SmartPulse — our weekly nonscientific reader poll in SmartBrief on Social Media — tracks feedback from leading marketers about social media practices and issues.
This week, we asked: Is your company revising its social media policy after the National Labor Relations Board’s ruling on employees using social media to discuss workplace conditions?
- No: 48.19%
- We don’t have a policy: 37.35%
- Yes: 14.46%
The NLRB’s ruling might affect your company, if the company’s social media policy delves into acceptable employee uses of social networking. The best social media policies take a fairly common-sense approach to employees’ personal social media activities. After all, it’s not productive use of a company’s time to micromanage employees’ personal tweets, aside from restricting disclosing trade secrets and the like.

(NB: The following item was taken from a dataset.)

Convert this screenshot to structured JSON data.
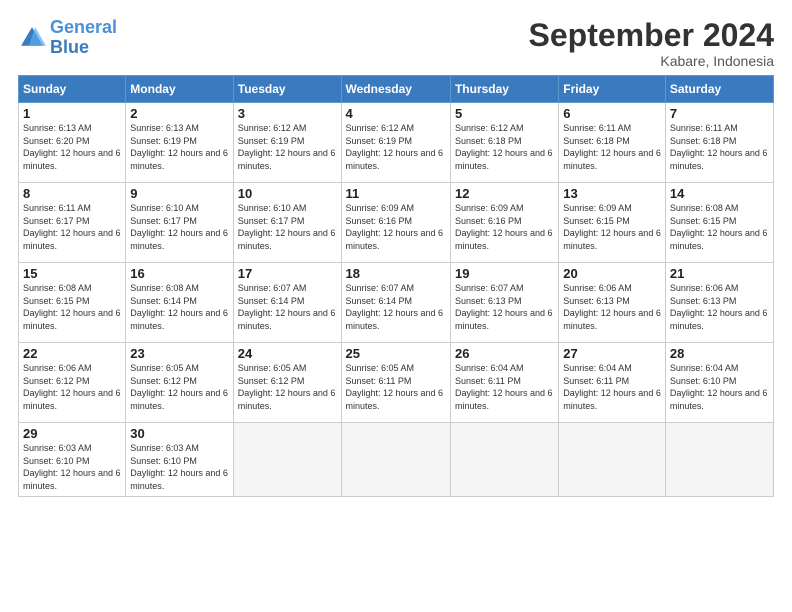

Some companies, however, took their policies a step further and tried to restrict employees’ discussion of working conditions — and that’s where the NLRB’s ruling comes in. If your social media policy deals with employees’ personal social media activities, you’re going to want to have your lawyer look over your guidelines to make sure you’re complying with the ruling.
The people who are in most danger, after the ruling, are the more than 1 in 3 SmartBrief on Social Media readers who say they don’t have a policy. You can’t effectively manage employees and consistently apply standards of behavior unless you codify how you want employees to behave online. At best, you’re leaving yourself open to unacceptable behavior, because you’re not communicating your standards to workers. At worst, you could bungle a response to what you consider inappropriate behavior and run afoul of employment regulations. Having a well-vetted social media policy is the easiest way to protect your employees and your brand.